Less cohesive was TIFF’s Future Projections slate, an uneven selection, scattered throughout the city, of moving-image work from the art world. Though there were some successes—notably Apichatpong Weerasethakul’s mysteriously quasi-allegorical Phantoms of Nabua, keenly black-boxed at the Museum of Contemporary Canadian Art, and Candice Breitz’s artist talk previewing her new multichannel work Factum, which premiered at her solo exhibition at the Power Plant later in the week—elsewhere, there were oversights in execution. Cinematographer Christopher Doyle’s video from his installation Picture Start, an already-dubious best-of reel from his work with various international directors, looped in a curtained corner of INDEXG gallery off of a defective DVD, its image streaked with horizontal distortions. To draw attention to Bell Lightbox, planned as future TIFF hub, artists’ videos were screened nightly on the construction site with weak and ill-placed projectors that rendered the minute details of Marco Brambilla’s intricate Civilization, for instance, all but impossible to discern.

play
Full screen available while playing

Trailer for Harmony Korine, Trash Humpers, 2009.

The lack of care given to Future Projections was all the more striking given the impressive technical capabilities of the movie theaters proper.

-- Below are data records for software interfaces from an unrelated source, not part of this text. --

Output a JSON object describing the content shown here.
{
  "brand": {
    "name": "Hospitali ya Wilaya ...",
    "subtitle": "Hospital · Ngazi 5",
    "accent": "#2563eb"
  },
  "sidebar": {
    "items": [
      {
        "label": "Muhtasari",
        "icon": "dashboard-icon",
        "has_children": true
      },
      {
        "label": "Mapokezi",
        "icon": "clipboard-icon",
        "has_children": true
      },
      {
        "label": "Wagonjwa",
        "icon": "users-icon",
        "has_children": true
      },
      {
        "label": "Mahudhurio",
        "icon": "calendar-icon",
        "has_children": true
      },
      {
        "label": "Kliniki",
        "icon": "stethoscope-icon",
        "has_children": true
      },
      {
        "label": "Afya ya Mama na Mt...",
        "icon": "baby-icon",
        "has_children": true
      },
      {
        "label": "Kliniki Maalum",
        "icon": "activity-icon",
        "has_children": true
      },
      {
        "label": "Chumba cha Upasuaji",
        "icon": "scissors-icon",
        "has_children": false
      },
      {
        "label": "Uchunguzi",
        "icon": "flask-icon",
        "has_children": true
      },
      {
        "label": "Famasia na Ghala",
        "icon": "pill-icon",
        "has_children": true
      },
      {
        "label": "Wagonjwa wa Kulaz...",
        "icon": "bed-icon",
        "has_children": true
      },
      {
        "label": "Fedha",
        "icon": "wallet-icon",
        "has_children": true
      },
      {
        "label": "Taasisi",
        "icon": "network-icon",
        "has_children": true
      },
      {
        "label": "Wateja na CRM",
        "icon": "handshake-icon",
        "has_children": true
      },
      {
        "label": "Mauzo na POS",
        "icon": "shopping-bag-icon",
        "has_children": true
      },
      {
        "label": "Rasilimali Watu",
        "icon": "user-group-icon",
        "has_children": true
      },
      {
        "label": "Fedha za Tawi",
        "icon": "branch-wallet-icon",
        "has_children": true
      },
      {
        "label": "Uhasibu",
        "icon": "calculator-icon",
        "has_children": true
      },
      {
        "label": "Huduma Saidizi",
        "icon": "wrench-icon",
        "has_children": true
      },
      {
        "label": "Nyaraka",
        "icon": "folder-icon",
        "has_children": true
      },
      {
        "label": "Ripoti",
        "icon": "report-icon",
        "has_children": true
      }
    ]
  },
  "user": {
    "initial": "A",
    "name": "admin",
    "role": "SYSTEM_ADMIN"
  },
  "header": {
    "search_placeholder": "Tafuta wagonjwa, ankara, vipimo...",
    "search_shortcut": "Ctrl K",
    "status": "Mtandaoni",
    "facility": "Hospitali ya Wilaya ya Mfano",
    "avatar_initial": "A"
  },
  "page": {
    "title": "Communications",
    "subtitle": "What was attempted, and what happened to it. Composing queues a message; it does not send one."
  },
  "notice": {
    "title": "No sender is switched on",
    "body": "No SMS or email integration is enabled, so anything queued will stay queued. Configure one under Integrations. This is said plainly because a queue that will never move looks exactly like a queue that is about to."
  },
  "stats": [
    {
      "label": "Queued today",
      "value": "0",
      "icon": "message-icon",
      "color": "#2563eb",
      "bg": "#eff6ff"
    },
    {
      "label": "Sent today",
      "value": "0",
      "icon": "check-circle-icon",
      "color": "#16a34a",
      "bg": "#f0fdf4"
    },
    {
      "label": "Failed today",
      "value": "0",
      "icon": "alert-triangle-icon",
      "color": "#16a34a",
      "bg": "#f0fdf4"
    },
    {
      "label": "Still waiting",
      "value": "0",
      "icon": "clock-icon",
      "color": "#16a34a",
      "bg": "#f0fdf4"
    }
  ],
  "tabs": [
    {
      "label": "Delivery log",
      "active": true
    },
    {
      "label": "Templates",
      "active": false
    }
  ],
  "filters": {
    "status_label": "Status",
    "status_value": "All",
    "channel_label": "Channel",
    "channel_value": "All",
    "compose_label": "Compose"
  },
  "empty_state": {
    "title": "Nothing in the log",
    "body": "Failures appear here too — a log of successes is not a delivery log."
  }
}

Viewers could savor the incongruous experience of seeing the world premiere of Harmony Korine’s brilliantly retarded shot-on-VHS gutter-crawl Trash Humpers thrown onto the monumental screen of what must be one of North America’s most massive multiplexes. Bereft of any clear story or characters, Humpers serves up nearly an hour and a half of a gang of delinquents in latex old-person masks smashing fluorescent bulbs, axing cathode-ray television sets, and, yes, humping trash. Choose your own precedent for this breathlessly barely-there document: Paul McCarthy’s performance tapes, John Waters’s Mondo Trasho (1969), Shuji Terayama’s postapocalyptic Emperor Tomato Ketchup (1971), or Jackass’s “too-hot-for-TV” bootlegs. Indeed, the embrace of such a severely stripped-down aesthetic might well have merited Humpers a slot in Wavelengths or Future Projections—had Korine himself not provided the proper level of celebrity to keep his film just on the radar.

Ed Halter